**Requirement**
When a line in the listing contains the string "JSON", pick it out and copy it.

**Excerpted data**

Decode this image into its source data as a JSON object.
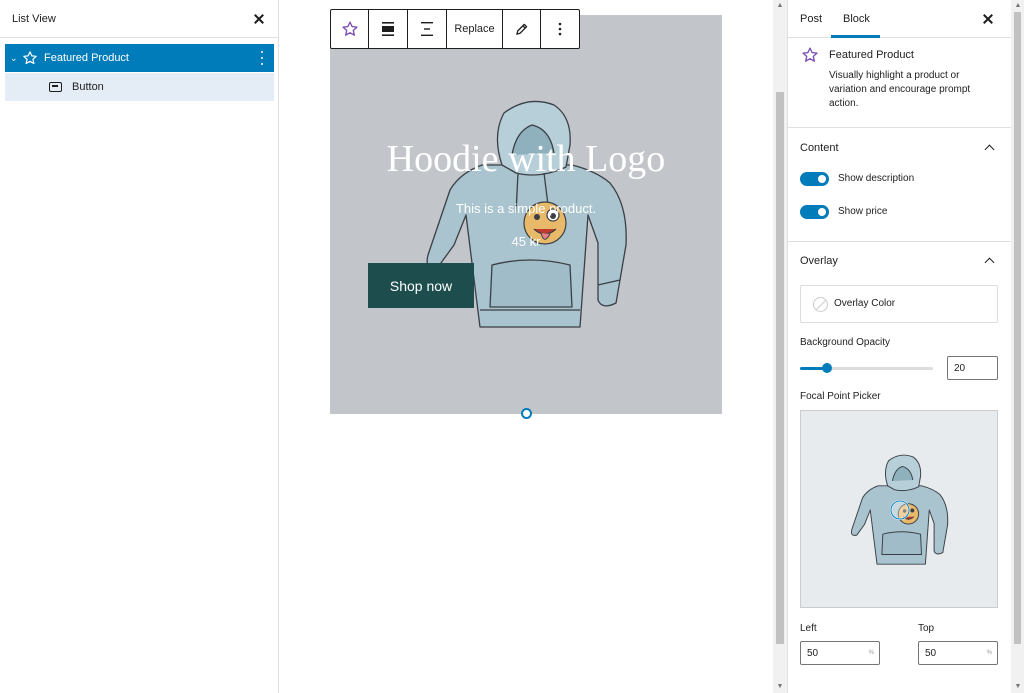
{
  "list_view": {
    "title": "List View",
    "items": [
      {
        "label": "Featured Product",
        "icon": "star-icon",
        "selected": true
      },
      {
        "label": "Button",
        "icon": "button-icon",
        "selected": false
      }
    ]
  },
  "toolbar": {
    "replace_label": "Replace"
  },
  "block": {
    "title": "Hoodie with Logo",
    "description": "This is a simple product.",
    "price": "45 kr",
    "button_label": "Shop now",
    "background_color": "#c2c5ca",
    "button_color": "#1e4d4e"
  },
  "sidebar": {
    "tabs": [
      {
        "label": "Post",
        "active": false
      },
      {
        "label": "Block",
        "active": true
      }
    ],
    "block_card": {
      "title": "Featured Product",
      "description": "Visually highlight a product or variation and encourage prompt action."
    },
    "content_panel": {
      "title": "Content",
      "toggles": [
        {
          "label": "Show description",
          "checked": true
        },
        {
          "label": "Show price",
          "checked": true
        }
      ]
    },
    "overlay_panel": {
      "title": "Overlay",
      "overlay_color_label": "Overlay Color",
      "opacity_label": "Background Opacity",
      "opacity_value": "20",
      "focal_label": "Focal Point Picker",
      "left_label": "Left",
      "left_value": "50",
      "top_label": "Top",
      "top_value": "50",
      "unit": "%"
    }
  },
  "colors": {
    "accent": "#007cba",
    "text": "#1e1e1e"
  }
}
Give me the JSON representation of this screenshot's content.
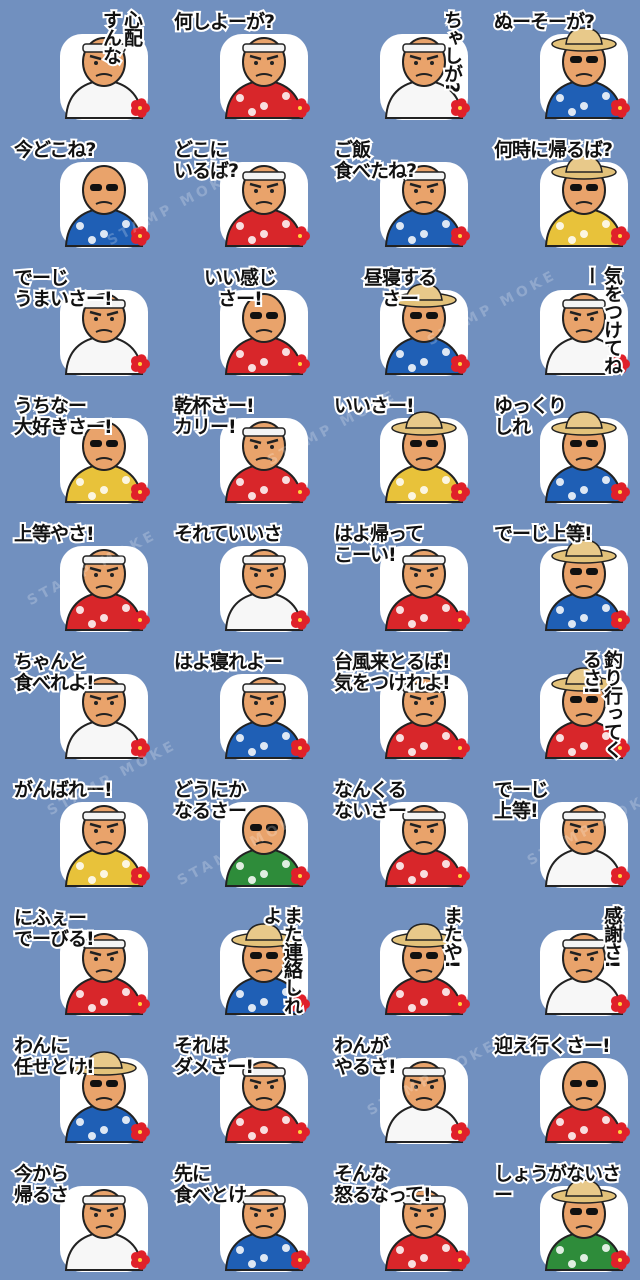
{
  "watermark": "STAMP MOKE",
  "colors": {
    "background": "#7190bf",
    "skin": "#e9a36b",
    "headband": "#f4f4f4",
    "shirt_red": "#d8262a",
    "shirt_blue": "#1f5fb5",
    "shirt_yellow": "#e8c23a",
    "shirt_green": "#2e8c3a",
    "hibiscus": "#e0202a"
  },
  "stickers": [
    {
      "caption": "心配\nすんな",
      "shirt": "white",
      "hat": "headband",
      "style": "vert"
    },
    {
      "caption": "何しよーが?",
      "shirt": "red",
      "hat": "headband",
      "style": ""
    },
    {
      "caption": "ちゃしが?",
      "shirt": "white",
      "hat": "headband",
      "style": "vert"
    },
    {
      "caption": "ぬーそーが?",
      "shirt": "blue",
      "hat": "straw",
      "style": ""
    },
    {
      "caption": "今どこね?",
      "shirt": "blue",
      "hat": "sunglasses",
      "style": ""
    },
    {
      "caption": "どこに\nいるば?",
      "shirt": "red",
      "hat": "headband",
      "style": ""
    },
    {
      "caption": "ご飯\n食べたね?",
      "shirt": "blue",
      "hat": "headband",
      "style": ""
    },
    {
      "caption": "何時に帰るば?",
      "shirt": "yellow",
      "hat": "straw",
      "style": ""
    },
    {
      "caption": "でーじ\nうまいさー!",
      "shirt": "white",
      "hat": "headband",
      "style": ""
    },
    {
      "caption": "いい感じさー!",
      "shirt": "red",
      "hat": "sunglasses",
      "style": "center"
    },
    {
      "caption": "昼寝するさー",
      "shirt": "blue",
      "hat": "straw",
      "style": "center"
    },
    {
      "caption": "気をつけてねー",
      "shirt": "white",
      "hat": "headband",
      "style": "vert"
    },
    {
      "caption": "うちなー\n大好きさー!",
      "shirt": "yellow",
      "hat": "sunglasses",
      "style": ""
    },
    {
      "caption": "乾杯さー!\nカリー!",
      "shirt": "red",
      "hat": "headband",
      "style": ""
    },
    {
      "caption": "いいさー!",
      "shirt": "yellow",
      "hat": "straw",
      "style": ""
    },
    {
      "caption": "ゆっくり\nしれ",
      "shirt": "blue",
      "hat": "straw",
      "style": ""
    },
    {
      "caption": "上等やさ!",
      "shirt": "red",
      "hat": "headband",
      "style": ""
    },
    {
      "caption": "それていいさ",
      "shirt": "white",
      "hat": "headband",
      "style": ""
    },
    {
      "caption": "はよ帰って\nこーい!",
      "shirt": "red",
      "hat": "headband",
      "style": ""
    },
    {
      "caption": "でーじ上等!",
      "shirt": "blue",
      "hat": "straw",
      "style": ""
    },
    {
      "caption": "ちゃんと\n食べれよ!",
      "shirt": "white",
      "hat": "headband",
      "style": ""
    },
    {
      "caption": "はよ寝れよー",
      "shirt": "blue",
      "hat": "headband",
      "style": ""
    },
    {
      "caption": "台風来とるば!\n気をつけれよ!",
      "shirt": "red",
      "hat": "headband",
      "style": ""
    },
    {
      "caption": "釣り行ってくるさ!",
      "shirt": "red",
      "hat": "straw",
      "style": "vert"
    },
    {
      "caption": "がんばれー!",
      "shirt": "yellow",
      "hat": "headband",
      "style": ""
    },
    {
      "caption": "どうにか\nなるさー",
      "shirt": "green",
      "hat": "sunglasses",
      "style": ""
    },
    {
      "caption": "なんくる\nないさー",
      "shirt": "red",
      "hat": "headband",
      "style": ""
    },
    {
      "caption": "でーじ\n上等!",
      "shirt": "white",
      "hat": "headband",
      "style": ""
    },
    {
      "caption": "にふぇー\nでーびる!",
      "shirt": "red",
      "hat": "headband",
      "style": ""
    },
    {
      "caption": "また連絡しれよ",
      "shirt": "blue",
      "hat": "straw",
      "style": "vert"
    },
    {
      "caption": "またや!",
      "shirt": "red",
      "hat": "straw",
      "style": "vert"
    },
    {
      "caption": "感謝さ!",
      "shirt": "white",
      "hat": "headband",
      "style": "vert"
    },
    {
      "caption": "わんに\n任せとけ!",
      "shirt": "blue",
      "hat": "straw",
      "style": ""
    },
    {
      "caption": "それは\nダメさー!",
      "shirt": "red",
      "hat": "headband",
      "style": ""
    },
    {
      "caption": "わんが\nやるさ!",
      "shirt": "white",
      "hat": "headband",
      "style": ""
    },
    {
      "caption": "迎え行くさー!",
      "shirt": "red",
      "hat": "sunglasses",
      "style": ""
    },
    {
      "caption": "今から\n帰るさ",
      "shirt": "white",
      "hat": "headband",
      "style": ""
    },
    {
      "caption": "先に\n食べとけ",
      "shirt": "blue",
      "hat": "headband",
      "style": ""
    },
    {
      "caption": "そんな\n怒るなって!",
      "shirt": "red",
      "hat": "headband",
      "style": ""
    },
    {
      "caption": "しょうがないさー",
      "shirt": "green",
      "hat": "straw",
      "style": ""
    }
  ]
}
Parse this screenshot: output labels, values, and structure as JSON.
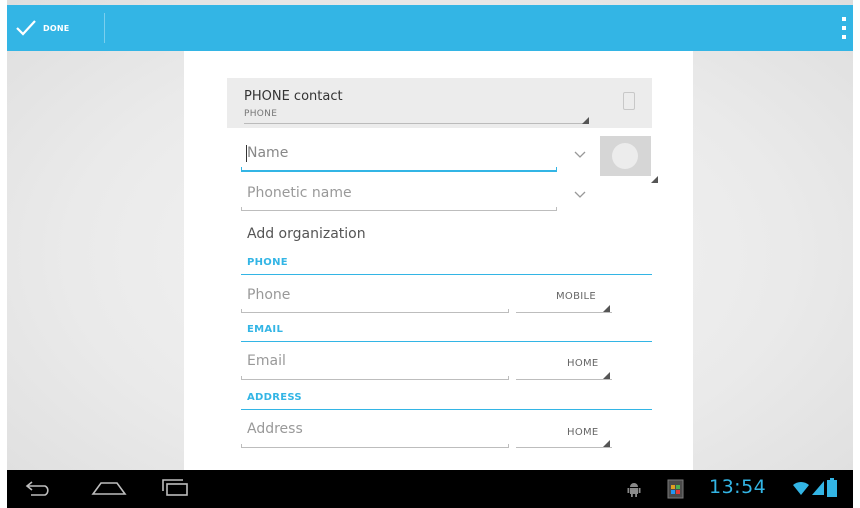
{
  "action_bar": {
    "done_label": "DONE",
    "accent_color": "#33b5e5"
  },
  "account": {
    "title": "PHONE contact",
    "subtitle": "PHONE"
  },
  "fields": {
    "name": {
      "placeholder": "Name"
    },
    "phonetic_name": {
      "placeholder": "Phonetic name"
    },
    "add_organization": "Add organization"
  },
  "sections": [
    {
      "header": "PHONE",
      "placeholder": "Phone",
      "type": "MOBILE"
    },
    {
      "header": "EMAIL",
      "placeholder": "Email",
      "type": "HOME"
    },
    {
      "header": "ADDRESS",
      "placeholder": "Address",
      "type": "HOME"
    }
  ],
  "system_bar": {
    "clock": "13:54",
    "icons": [
      "back-icon",
      "home-icon",
      "recent-apps-icon",
      "android-icon",
      "gallery-notification-icon",
      "wifi-icon",
      "signal-icon",
      "battery-icon"
    ]
  }
}
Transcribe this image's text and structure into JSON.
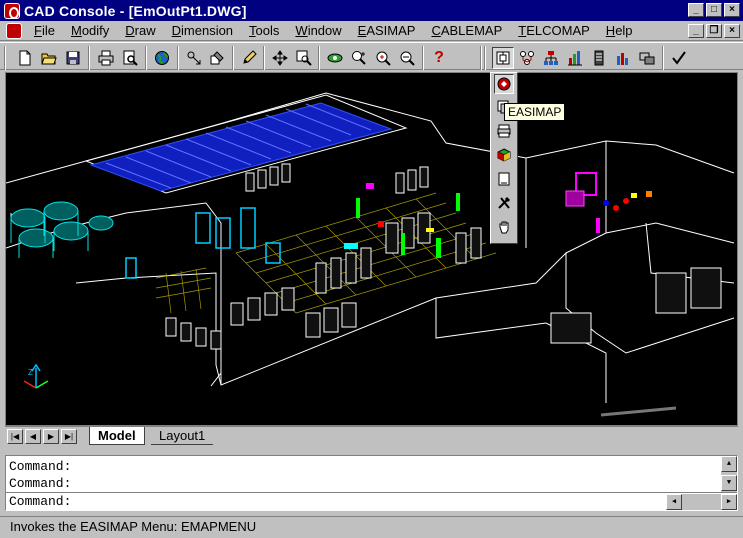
{
  "window": {
    "title": "CAD Console - [EmOutPt1.DWG]"
  },
  "menubar": {
    "items": [
      {
        "label": "File",
        "u": "F",
        "rest": "ile"
      },
      {
        "label": "Modify",
        "u": "M",
        "rest": "odify"
      },
      {
        "label": "Draw",
        "u": "D",
        "rest": "raw"
      },
      {
        "label": "Dimension",
        "u": "D",
        "rest": "imension"
      },
      {
        "label": "Tools",
        "u": "T",
        "rest": "ools"
      },
      {
        "label": "Window",
        "u": "W",
        "rest": "indow"
      },
      {
        "label": "EASIMAP",
        "u": "E",
        "rest": "ASIMAP"
      },
      {
        "label": "CABLEMAP",
        "u": "C",
        "rest": "ABLEMAP"
      },
      {
        "label": "TELCOMAP",
        "u": "T",
        "rest": "ELCOMAP"
      },
      {
        "label": "Help",
        "u": "H",
        "rest": "elp"
      }
    ]
  },
  "tooltip": {
    "text": "EASIMAP"
  },
  "tabs": {
    "model": "Model",
    "layout1": "Layout1"
  },
  "command": {
    "history": [
      "Command:",
      "Command:"
    ],
    "prompt": "Command:"
  },
  "status": {
    "text": "Invokes the EASIMAP Menu:  EMAPMENU"
  },
  "colors": {
    "title_bar": "#000080",
    "canvas": "#000000",
    "chrome": "#c0c0c0",
    "tooltip_bg": "#ffffe1"
  },
  "icons": [
    "app-icon",
    "new-icon",
    "open-icon",
    "save-icon",
    "print-icon",
    "print-preview-icon",
    "globe-icon",
    "snap-icon",
    "match-properties-icon",
    "pencil-icon",
    "pan-icon",
    "zoom-window-icon",
    "orbit-icon",
    "zoom-realtime-icon",
    "zoom-previous-icon",
    "zoom-extents-icon",
    "help-icon",
    "easimap-icon",
    "checkmark-icon"
  ]
}
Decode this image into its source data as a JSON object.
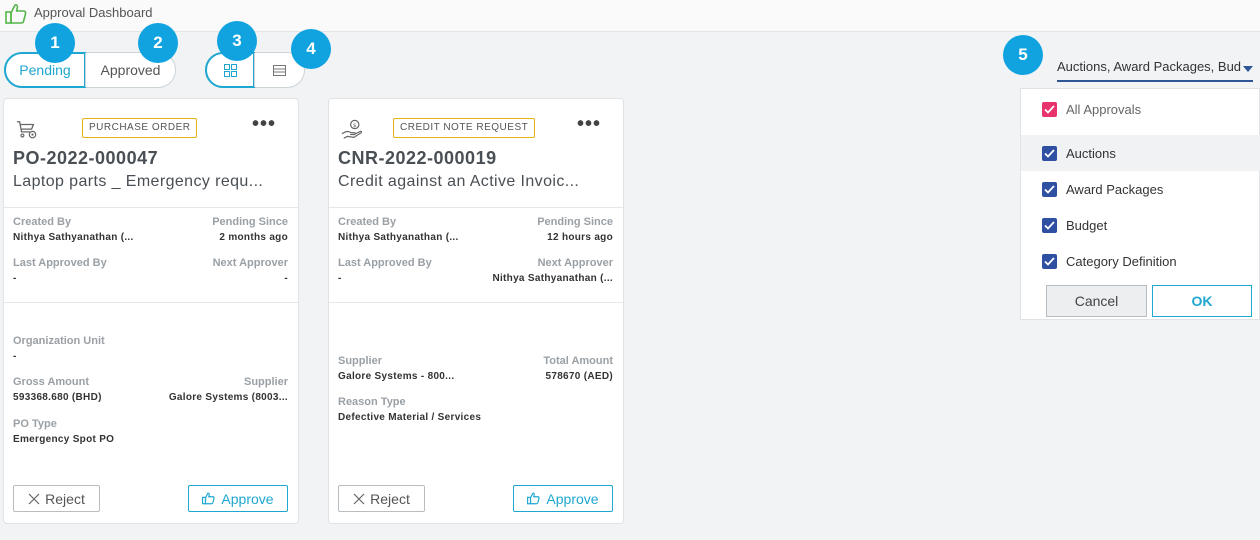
{
  "header": {
    "title": "Approval Dashboard",
    "logo_icon": "thumbs-up-icon"
  },
  "status_toggle": {
    "pending": "Pending",
    "approved": "Approved",
    "active": "Pending"
  },
  "view_toggle": {
    "grid_icon": "grid-view-icon",
    "list_icon": "list-view-icon",
    "active": "grid"
  },
  "markers": [
    "1",
    "2",
    "3",
    "4",
    "5"
  ],
  "filter": {
    "selected_text": "Auctions, Award Packages, Bud",
    "options": [
      {
        "label": "All Approvals",
        "checked": true,
        "color": "#e8336d"
      },
      {
        "label": "Auctions",
        "checked": true,
        "color": "#2f4fa2"
      },
      {
        "label": "Award Packages",
        "checked": true,
        "color": "#2f4fa2"
      },
      {
        "label": "Budget",
        "checked": true,
        "color": "#2f4fa2"
      },
      {
        "label": "Category Definition",
        "checked": true,
        "color": "#2f4fa2"
      }
    ],
    "cancel_label": "Cancel",
    "ok_label": "OK"
  },
  "cards": [
    {
      "icon": "cart-settings-icon",
      "type": "PURCHASE ORDER",
      "number": "PO-2022-000047",
      "description": "Laptop parts _ Emergency requ...",
      "created_by_label": "Created By",
      "created_by": "Nithya Sathyanathan (...",
      "pending_since_label": "Pending Since",
      "pending_since": "2 months ago",
      "last_approved_label": "Last Approved By",
      "last_approved": "-",
      "next_approver_label": "Next Approver",
      "next_approver": "-",
      "f1_label": "Organization Unit",
      "f1": "-",
      "f2_label": "Gross Amount",
      "f2": "593368.680 (BHD)",
      "f3_label": "Supplier",
      "f3": "Galore Systems (8003...",
      "f4_label": "PO Type",
      "f4": "Emergency Spot PO",
      "reject": "Reject",
      "approve": "Approve"
    },
    {
      "icon": "hand-coin-icon",
      "type": "CREDIT NOTE REQUEST",
      "number": "CNR-2022-000019",
      "description": "Credit against an Active Invoic...",
      "created_by_label": "Created By",
      "created_by": "Nithya Sathyanathan (...",
      "pending_since_label": "Pending Since",
      "pending_since": "12 hours ago",
      "last_approved_label": "Last Approved By",
      "last_approved": "-",
      "next_approver_label": "Next Approver",
      "next_approver": "Nithya Sathyanathan (...",
      "f1_label": "Supplier",
      "f1": "Galore Systems - 800...",
      "f2_label": "Total Amount",
      "f2": "578670 (AED)",
      "f3_label": "Reason Type",
      "f3": "Defective Material / Services",
      "reject": "Reject",
      "approve": "Approve"
    }
  ]
}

**Your solution**
Decode this image into its source data as a JSON object.
Give me the JSON representation of this screenshot's content.
Parse this screenshot: output labels, values, and structure as JSON.
Transcribe this image's text and structure into JSON.
Decode this image into its source data as a JSON object.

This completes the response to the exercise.